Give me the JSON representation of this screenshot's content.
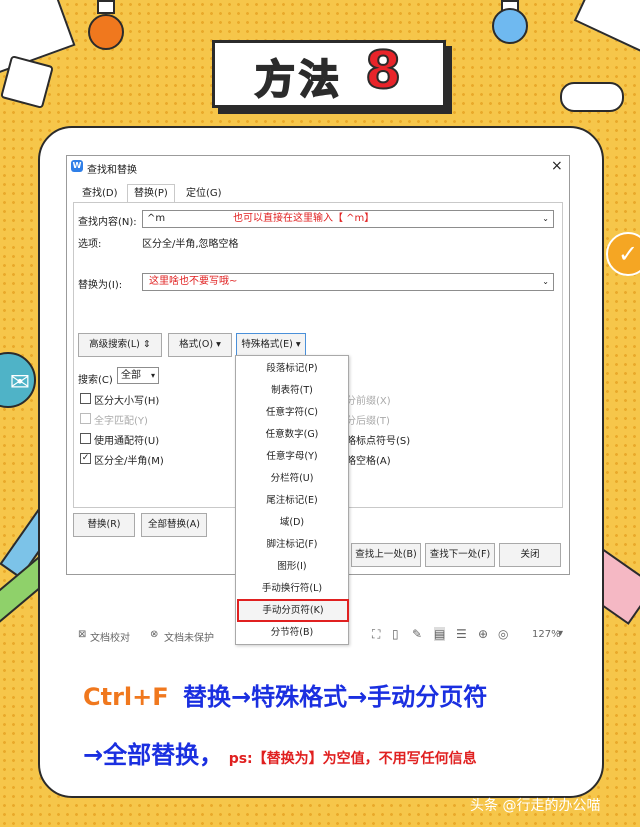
{
  "title": {
    "text": "方法",
    "number": "8"
  },
  "dialog": {
    "title": "查找和替换",
    "close": "×",
    "logo": "W",
    "tabs": [
      "查找(D)",
      "替换(P)",
      "定位(G)"
    ],
    "find_label": "查找内容(N):",
    "find_value": "^m",
    "find_note": "也可以直接在这里输入【 ^m】",
    "options_label": "选项:",
    "options_value": "区分全/半角,忽略空格",
    "replace_label": "替换为(I):",
    "replace_note": "这里啥也不要写哦~",
    "adv_search": "高级搜索(L)",
    "format": "格式(O)",
    "special": "特殊格式(E)",
    "search_label": "搜索(C)",
    "search_value": "全部",
    "checks": [
      {
        "label": "区分大小写(H)",
        "checked": false,
        "disabled": false
      },
      {
        "label": "全字匹配(Y)",
        "checked": false,
        "disabled": true
      },
      {
        "label": "使用通配符(U)",
        "checked": false,
        "disabled": false
      },
      {
        "label": "区分全/半角(M)",
        "checked": true,
        "disabled": false
      }
    ],
    "right_checks": [
      "分前缀(X)",
      "分后缀(T)",
      "略标点符号(S)",
      "略空格(A)"
    ],
    "replace_btn": "替换(R)",
    "replace_all_btn": "全部替换(A)",
    "find_prev": "查找上一处(B)",
    "find_next": "查找下一处(F)",
    "close_btn": "关闭"
  },
  "menu": {
    "items": [
      "段落标记(P)",
      "制表符(T)",
      "任意字符(C)",
      "任意数字(G)",
      "任意字母(Y)",
      "分栏符(U)",
      "尾注标记(E)",
      "域(D)",
      "脚注标记(F)",
      "图形(I)",
      "手动换行符(L)",
      "手动分页符(K)",
      "分节符(B)"
    ],
    "highlighted_index": 11,
    "highlight_color": "#e02020"
  },
  "statusbar": {
    "proof": "文档校对",
    "unprotected": "文档未保护",
    "zoom": "127%"
  },
  "bottom": {
    "line1_a": "Ctrl+F",
    "line1_b": "替换→特殊格式→手动分页符",
    "line2_a": "→全部替换，",
    "line2_b": "ps:【替换为】为空值，不用写任何信息"
  },
  "colors": {
    "accent_orange": "#f0781e",
    "accent_blue": "#1a2fe0",
    "note_red": "#e02020",
    "bg_yellow": "#f6c64a"
  },
  "watermark": "头条 @行走的办公喵"
}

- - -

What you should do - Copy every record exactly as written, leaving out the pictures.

Output of the task -
Give me the JSON representation of this screenshot's content.
{
  "title": {
    "text": "方法",
    "number": "8"
  },
  "dialog": {
    "title": "查找和替换",
    "close": "×",
    "logo": "W",
    "tabs": [
      "查找(D)",
      "替换(P)",
      "定位(G)"
    ],
    "find_label": "查找内容(N):",
    "find_value": "^m",
    "find_note": "也可以直接在这里输入【 ^m】",
    "options_label": "选项:",
    "options_value": "区分全/半角,忽略空格",
    "replace_label": "替换为(I):",
    "replace_note": "这里啥也不要写哦~",
    "adv_search": "高级搜索(L)",
    "format": "格式(O)",
    "special": "特殊格式(E)",
    "search_label": "搜索(C)",
    "search_value": "全部",
    "checks": [
      {
        "label": "区分大小写(H)",
        "checked": false,
        "disabled": false
      },
      {
        "label": "全字匹配(Y)",
        "checked": false,
        "disabled": true
      },
      {
        "label": "使用通配符(U)",
        "checked": false,
        "disabled": false
      },
      {
        "label": "区分全/半角(M)",
        "checked": true,
        "disabled": false
      }
    ],
    "right_checks": [
      "分前缀(X)",
      "分后缀(T)",
      "略标点符号(S)",
      "略空格(A)"
    ],
    "replace_btn": "替换(R)",
    "replace_all_btn": "全部替换(A)",
    "find_prev": "查找上一处(B)",
    "find_next": "查找下一处(F)",
    "close_btn": "关闭"
  },
  "menu": {
    "items": [
      "段落标记(P)",
      "制表符(T)",
      "任意字符(C)",
      "任意数字(G)",
      "任意字母(Y)",
      "分栏符(U)",
      "尾注标记(E)",
      "域(D)",
      "脚注标记(F)",
      "图形(I)",
      "手动换行符(L)",
      "手动分页符(K)",
      "分节符(B)"
    ],
    "highlighted_index": 11,
    "highlight_color": "#e02020"
  },
  "statusbar": {
    "proof": "文档校对",
    "unprotected": "文档未保护",
    "zoom": "127%"
  },
  "bottom": {
    "line1_a": "Ctrl+F",
    "line1_b": "替换→特殊格式→手动分页符",
    "line2_a": "→全部替换，",
    "line2_b": "ps:【替换为】为空值，不用写任何信息"
  },
  "colors": {
    "accent_orange": "#f0781e",
    "accent_blue": "#1a2fe0",
    "note_red": "#e02020",
    "bg_yellow": "#f6c64a"
  },
  "watermark": "头条 @行走的办公喵"
}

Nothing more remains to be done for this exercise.